''Federal Housing Finance Agency Director Mel Watt has one heck of a sense of humor. How else to explain his choice of a Las Vegas casino as the venue for his Monday announcement that he's revving up Fannie Mae and Freddie Mac to enable more risky mortgage loans? History says the joke will be on taxpayers when this federal gamble ends the same way previous ones did.''
''We almost can't believe we have to return to Mortgage 101 lessons so soon after the [last mortgage] crisis.''
''Fan and Fred executives helped create the last mortgage crisis by loosening underwriting standards and gobbling up subprime paper from the likes of Countrywide Financial in a quest for ever larger bonuses. And though even the Democratic majority on the Financial Crisis Inquiry Commission called Fan and Fred the 'kings of leverage' and documented their reckless pursuit of profit, the government has been extracting billions of dollars of settlements from banks that did business with them. As if the two largest players in the mortgage market were unsophisticated victims who had no idea what they were buying.
Come the next crisis, count on regulators to blame everyone outside of government.''
''No doubt everyone who enjoyed the last housing boom in the early- to mid-2000s thought it was normal and appropriate for Washington to enable easy credit for home borrowers with little down payment. Then the defaults started rolling in.''

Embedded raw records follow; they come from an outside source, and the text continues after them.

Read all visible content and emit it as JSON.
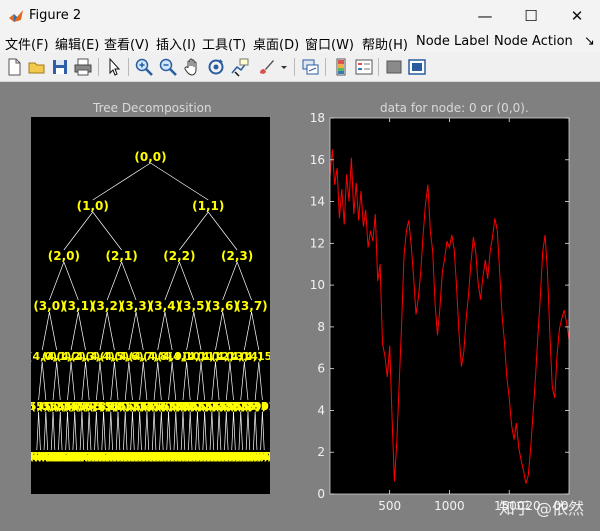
{
  "window": {
    "title": "Figure 2",
    "controls": {
      "minimize": "—",
      "maximize": "☐",
      "close": "✕"
    }
  },
  "menu": {
    "items": [
      "文件(F)",
      "编辑(E)",
      "查看(V)",
      "插入(I)",
      "工具(T)",
      "桌面(D)",
      "窗口(W)",
      "帮助(H)",
      "Node Label",
      "Node Action",
      "↘"
    ]
  },
  "toolbar": {
    "icons": [
      "new-figure-icon",
      "open-file-icon",
      "save-icon",
      "print-icon",
      "pointer-icon",
      "zoom-in-icon",
      "zoom-out-icon",
      "pan-icon",
      "rotate-3d-icon",
      "data-cursor-icon",
      "brush-icon",
      "dropdown-arrow-icon",
      "link-plot-icon",
      "insert-colorbar-icon",
      "insert-legend-icon",
      "hide-plot-tools-icon",
      "show-plot-tools-icon"
    ]
  },
  "tree": {
    "title": "Tree Decomposition",
    "levels": [
      [
        "(0,0)"
      ],
      [
        "(1,0)",
        "(1,1)"
      ],
      [
        "(2,0)",
        "(2,1)",
        "(2,2)",
        "(2,3)"
      ],
      [
        "(3,0)",
        "(3,1)",
        "(3,2)",
        "(3,3)",
        "(3,4)",
        "(3,5)",
        "(3,6)",
        "(3,7)"
      ],
      [
        "(4,0)",
        "(4,1)",
        "(4,2)",
        "(4,3)",
        "(4,4)",
        "(4,5)",
        "(4,6)",
        "(4,7)",
        "(4,8)",
        "(4,9)",
        "(4,10)",
        "(4,11)",
        "(4,12)",
        "(4,13)",
        "(4,14)",
        "(4,15)"
      ],
      [
        "(5,0)",
        "(5,1)",
        "(5,2)",
        "(5,3)",
        "(5,4)",
        "(5,5)",
        "(5,6)",
        "(5,7)",
        "(5,8)",
        "(5,9)",
        "(5,10)",
        "(5,11)",
        "(5,12)",
        "(5,13)",
        "(5,14)",
        "(5,15)",
        "(5,16)",
        "(5,17)",
        "(5,18)",
        "(5,19)",
        "(5,20)",
        "(5,21)",
        "(5,22)",
        "(5,23)",
        "(5,24)",
        "(5,25)",
        "(5,26)",
        "(5,27)",
        "(5,28)",
        "(5,29)",
        "(5,30)",
        "(5,31)"
      ],
      [
        "(6,0)",
        "(6,1)",
        "(6,2)",
        "(6,3)",
        "(6,4)",
        "(6,5)",
        "(6,6)",
        "(6,7)",
        "(6,8)",
        "(6,9)",
        "(6,10)",
        "(6,11)",
        "(6,12)",
        "(6,13)",
        "(6,14)",
        "(6,15)",
        "(6,16)",
        "(6,17)",
        "(6,18)",
        "(6,19)",
        "(6,20)",
        "(6,21)",
        "(6,22)",
        "(6,23)",
        "(6,24)",
        "(6,25)",
        "(6,26)",
        "(6,27)",
        "(6,28)",
        "(6,29)",
        "(6,30)",
        "(6,31)",
        "(6,32)",
        "(6,33)",
        "(6,34)",
        "(6,35)",
        "(6,36)",
        "(6,37)",
        "(6,38)",
        "(6,39)",
        "(6,40)",
        "(6,41)",
        "(6,42)",
        "(6,43)",
        "(6,44)",
        "(6,45)",
        "(6,46)",
        "(6,47)",
        "(6,48)",
        "(6,49)",
        "(6,50)",
        "(6,51)",
        "(6,52)",
        "(6,53)",
        "(6,54)",
        "(6,55)",
        "(6,56)",
        "(6,57)",
        "(6,58)",
        "(6,59)",
        "(6,60)",
        "(6,61)",
        "(6,62)",
        "(6,63)"
      ]
    ],
    "label_color": "#ffff00",
    "edge_color": "#ffffff"
  },
  "chart_data": {
    "type": "line",
    "title": "data for node: 0 or (0,0).",
    "xlabel": "",
    "ylabel": "",
    "xlim": [
      1,
      2000
    ],
    "ylim": [
      0,
      18
    ],
    "xticks": [
      500,
      1000,
      1500,
      2000
    ],
    "xtick_labels": [
      "500",
      "1000",
      "1500",
      "20",
      "00"
    ],
    "yticks": [
      0,
      2,
      4,
      6,
      8,
      10,
      12,
      14,
      16,
      18
    ],
    "grid": false,
    "line_color": "#ff0000",
    "series": [
      {
        "x": [
          1,
          20,
          40,
          60,
          80,
          100,
          120,
          140,
          160,
          180,
          200,
          220,
          240,
          260,
          280,
          300,
          320,
          340,
          360,
          380,
          400,
          420,
          440,
          460,
          480,
          500,
          520,
          540,
          560,
          580,
          600,
          620,
          640,
          660,
          680,
          700,
          720,
          740,
          760,
          780,
          800,
          820,
          840,
          860,
          880,
          900,
          920,
          940,
          960,
          980,
          1000,
          1020,
          1040,
          1060,
          1080,
          1100,
          1120,
          1140,
          1160,
          1180,
          1200,
          1220,
          1240,
          1260,
          1280,
          1300,
          1320,
          1340,
          1360,
          1380,
          1400,
          1420,
          1440,
          1460,
          1480,
          1500,
          1520,
          1540,
          1560,
          1580,
          1600,
          1620,
          1640,
          1660,
          1680,
          1700,
          1720,
          1740,
          1760,
          1780,
          1800,
          1820,
          1840,
          1860,
          1880,
          1900,
          1920,
          1940,
          1960,
          1980,
          2000
        ],
        "y": [
          15.2,
          16.5,
          14.8,
          15.6,
          13.2,
          14.6,
          12.9,
          15.3,
          14.0,
          16.1,
          13.4,
          14.9,
          13.1,
          14.5,
          12.8,
          13.6,
          11.8,
          12.6,
          12.1,
          13.4,
          10.2,
          11.0,
          7.2,
          6.6,
          5.6,
          7.1,
          3.6,
          0.6,
          2.5,
          5.3,
          8.1,
          11.4,
          12.6,
          13.1,
          11.9,
          10.4,
          8.6,
          9.4,
          10.6,
          12.4,
          13.9,
          14.8,
          12.6,
          11.6,
          9.1,
          7.6,
          8.9,
          10.6,
          11.3,
          12.1,
          11.8,
          12.4,
          11.7,
          9.9,
          7.7,
          6.1,
          6.8,
          8.4,
          9.6,
          11.1,
          12.3,
          11.6,
          10.1,
          9.3,
          10.4,
          11.2,
          10.3,
          11.6,
          12.3,
          13.2,
          12.6,
          10.6,
          8.6,
          7.3,
          5.6,
          4.6,
          3.3,
          2.6,
          3.4,
          2.2,
          1.6,
          1.1,
          0.5,
          0.9,
          2.2,
          3.9,
          5.6,
          7.6,
          9.4,
          11.6,
          12.4,
          10.6,
          7.6,
          5.1,
          4.6,
          6.6,
          7.9,
          8.4,
          8.8,
          8.2,
          7.4
        ]
      }
    ],
    "watermark": "知乎 @依然"
  }
}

Last update: Oct 24, 2014 11:58:09 AM
This is not a recommendation to buy or sell.